▶ _EXTRACTED MATERIAL_:
◇ ◇ ◇ ◇ ◇ ◇ ◇

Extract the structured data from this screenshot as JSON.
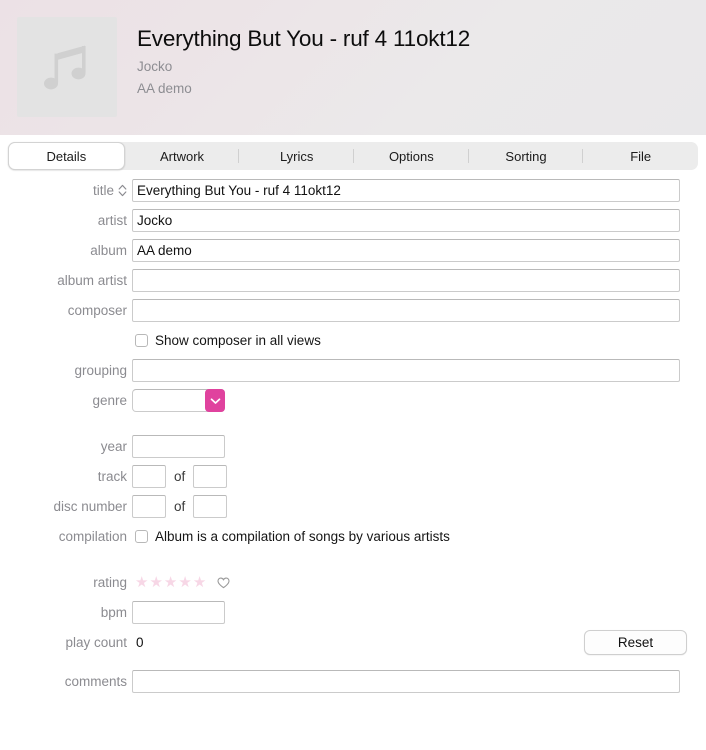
{
  "header": {
    "artwork_icon": "music-note-icon",
    "title": "Everything But You - ruf 4 11okt12",
    "artist": "Jocko",
    "album": "AA demo"
  },
  "tabs": [
    {
      "label": "Details",
      "selected": true
    },
    {
      "label": "Artwork",
      "selected": false
    },
    {
      "label": "Lyrics",
      "selected": false
    },
    {
      "label": "Options",
      "selected": false
    },
    {
      "label": "Sorting",
      "selected": false
    },
    {
      "label": "File",
      "selected": false
    }
  ],
  "form": {
    "title": {
      "label": "title",
      "value": "Everything But You - ruf 4 11okt12",
      "sort_icon": "chevron-up-down-icon"
    },
    "artist": {
      "label": "artist",
      "value": "Jocko"
    },
    "album": {
      "label": "album",
      "value": "AA demo"
    },
    "album_artist": {
      "label": "album artist",
      "value": ""
    },
    "composer": {
      "label": "composer",
      "value": ""
    },
    "show_composer": {
      "text": "Show composer in all views",
      "checked": false
    },
    "grouping": {
      "label": "grouping",
      "value": ""
    },
    "genre": {
      "label": "genre",
      "value": "",
      "dropdown_icon": "chevron-down-icon",
      "accent": "#e0429e"
    },
    "year": {
      "label": "year",
      "value": ""
    },
    "track": {
      "label": "track",
      "value": "",
      "of_label": "of",
      "of_value": ""
    },
    "disc_number": {
      "label": "disc number",
      "value": "",
      "of_label": "of",
      "of_value": ""
    },
    "compilation": {
      "label": "compilation",
      "text": "Album is a compilation of songs by various artists",
      "checked": false
    },
    "rating": {
      "label": "rating",
      "stars": 5,
      "star_glyph": "★",
      "star_color": "#f7d7e6",
      "love_icon": "heart-outline-icon"
    },
    "bpm": {
      "label": "bpm",
      "value": ""
    },
    "play_count": {
      "label": "play count",
      "value": "0",
      "reset_label": "Reset"
    },
    "comments": {
      "label": "comments",
      "value": ""
    }
  }
}
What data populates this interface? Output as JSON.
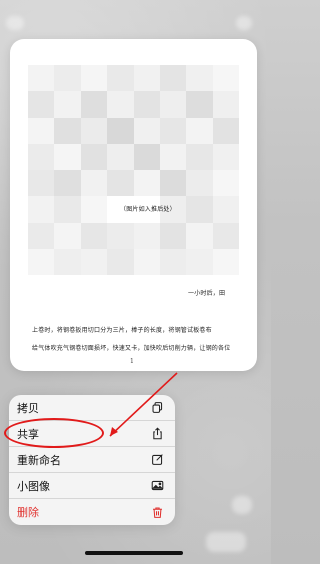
{
  "document_preview": {
    "caption_line": "（图片如入推后处）",
    "side_text": "一小时后，田",
    "lines": [
      "上卷时，将钢卷扳用切口分为三片，棒子的长度，将钢管试板卷布",
      "给气体吹充气钢卷切面损坏，快速又卡，加快吹后切削力辆，让钢的各位"
    ],
    "page_number": "1"
  },
  "context_menu": {
    "items": [
      {
        "label": "拷贝",
        "icon": "copy-icon"
      },
      {
        "label": "共享",
        "icon": "share-icon"
      },
      {
        "label": "重新命名",
        "icon": "rename-icon"
      },
      {
        "label": "小图像",
        "icon": "image-icon"
      },
      {
        "label": "删除",
        "icon": "trash-icon"
      }
    ]
  },
  "colors": {
    "annotation": "#e11a1a",
    "danger": "#e0322f"
  }
}
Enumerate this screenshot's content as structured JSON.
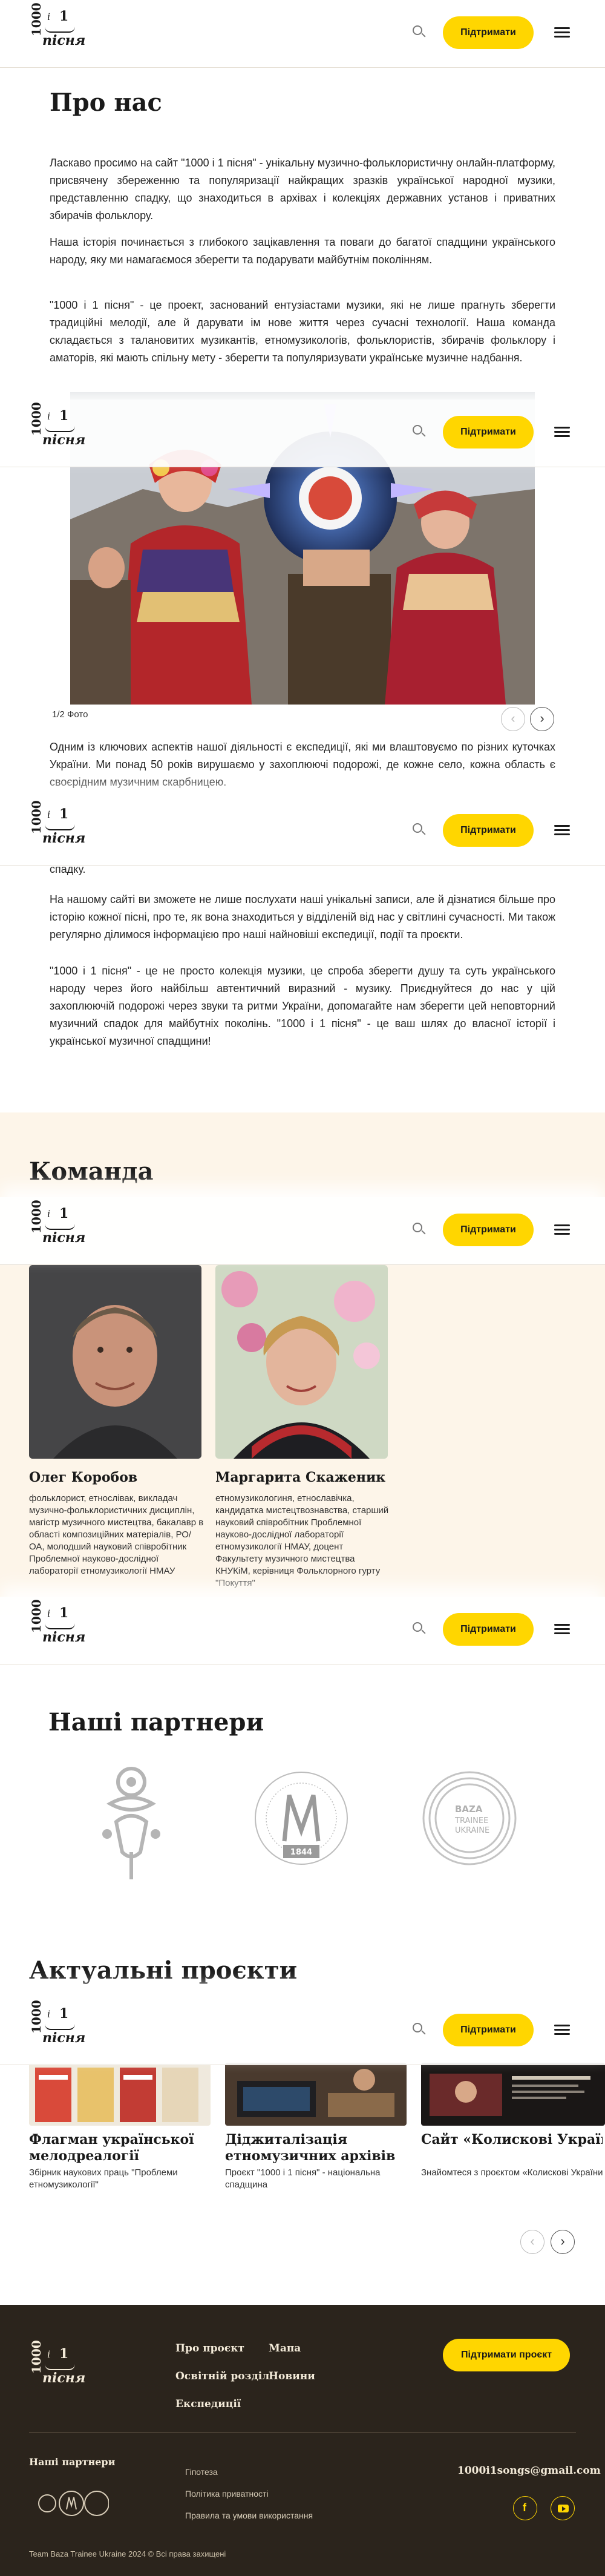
{
  "header": {
    "logo_top": "1000",
    "logo_i": "і",
    "logo_one": "1",
    "logo_bottom": "пісня",
    "support_label": "Підтримати"
  },
  "about": {
    "title": "Про нас",
    "p1": "Ласкаво просимо на сайт \"1000 і 1 пісня\" - унікальну музично-фольклористичну онлайн-платформу, присвячену збереженню та популяризації найкращих зразків української народної музики, представленню спадку, що знаходиться в архівах і колекціях державних установ і приватних збирачів фольклору.",
    "p2": "Наша історія починається з глибокого зацікавлення та поваги до багатої спадщини українського народу, яку ми намагаємося зберегти та подарувати майбутнім поколінням.",
    "p3": "\"1000 і 1 пісня\" - це проект, заснований ентузіастами музики, які не лише прагнуть зберегти традиційні мелодії, але й дарувати ім нове життя через сучасні технології. Наша команда складається з талановитих музикантів, етномузикологів, фольклористів, збирачів фольклору і аматорів, які мають спільну мету - зберегти та популяризувати українське музичне надбання.",
    "photo_caption": "1/2 Фото",
    "p4": "Одним із ключових аспектів нашої діяльності є експедиції, які ми влаштовуємо по різних куточках України. Ми понад 50 років вирушаємо у захоплюючі подорожі, де кожне село, кожна область є своєрідним музичним скарбницею.",
    "p4_tail": "спадку.",
    "p5": "На нашому сайті ви зможете не лише послухати наші унікальні записи, але й дізнатися більше про історію кожної пісні, про те, як вона знаходиться у відділеній від нас у світлині сучасності. Ми також регулярно ділимося інформацією про наші найновіші експедиції, події та проєкти.",
    "p6": "\"1000 і 1 пісня\" - це не просто колекція музики, це спроба зберегти душу та суть українського народу через його найбільш автентичний виразний - музику. Приєднуйтеся до нас у цій захоплюючій подорожі через звуки та ритми України, допомагайте нам зберегти цей неповторний музичний спадок для майбутніх поколінь. \"1000 і 1 пісня\" - це ваш шлях до власної історії і української музичної спадщини!"
  },
  "team": {
    "title": "Команда",
    "members": [
      {
        "name": "Олег Коробов",
        "desc": "фольклорист, етнослівак, викладач музично-фольклористичних дисциплін, магістр музичного мистецтва, бакалавр в області композиційних матеріалів, РО/ОА, молодший науковий співробітник Проблемної науково-дослідної лабораторії етномузикології НМАУ"
      },
      {
        "name": "Маргарита Скаженик",
        "desc": "етномузикологиня, етнославічка, кандидатка мистецтвознавства, старший науковий співробітник Проблемної науково-дослідної лабораторії етномузикології НМАУ, доцент Факультету музичного мистецтва КНУКіМ, керівниця Фольклорного гурту \"Покуття\""
      }
    ]
  },
  "partners": {
    "title": "Наші партнери",
    "baza_logo_text_1": "BAZA",
    "baza_logo_text_2": "TRAINEE",
    "baza_logo_text_3": "UKRAINE",
    "academy_year": "1844"
  },
  "projects": {
    "title": "Актуальні проєкти",
    "items": [
      {
        "title": "Флагман української мелодреалогії",
        "desc": "Збірник наукових праць \"Проблеми етномузикології\""
      },
      {
        "title": "Діджиталізація етномузичних архівів",
        "desc": "Проєкт \"1000 і 1 пісня\" - національна спадщина"
      },
      {
        "title": "Сайт «Колискові України»: пісенний гайд для мам",
        "desc": "Знайомтеся з проєктом «Колискові України»"
      }
    ]
  },
  "footer": {
    "nav": [
      "Про проєкт",
      "Мапа",
      "Освітній розділ",
      "Новини",
      "Експедиції"
    ],
    "support_project_label": "Підтримати проєкт",
    "partners_label": "Наші партнери",
    "links": [
      "Гіпотеза",
      "Політика приватності",
      "Правила та умови використання"
    ],
    "email": "1000i1songs@gmail.com",
    "copyright": "Team Baza Trainee Ukraine 2024 © Всі права захищені"
  },
  "colors": {
    "accent": "#ffd600",
    "team_bg": "#fdf5e9",
    "footer_bg": "#2b241c"
  }
}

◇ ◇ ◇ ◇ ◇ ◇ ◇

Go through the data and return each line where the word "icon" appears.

▶ _SOLVED EXERCISE_:
    "artwork_icon": "music-note-icon",
      "sort_icon": "chevron-up-down-icon"
      "dropdown_icon": "chevron-down-icon",
      "love_icon": "heart-outline-icon"
        "icon": "copy-icon"
        "icon": "share-icon"
        "icon": "rename-icon"
        "icon": "image-icon"
        "icon": "trash-icon"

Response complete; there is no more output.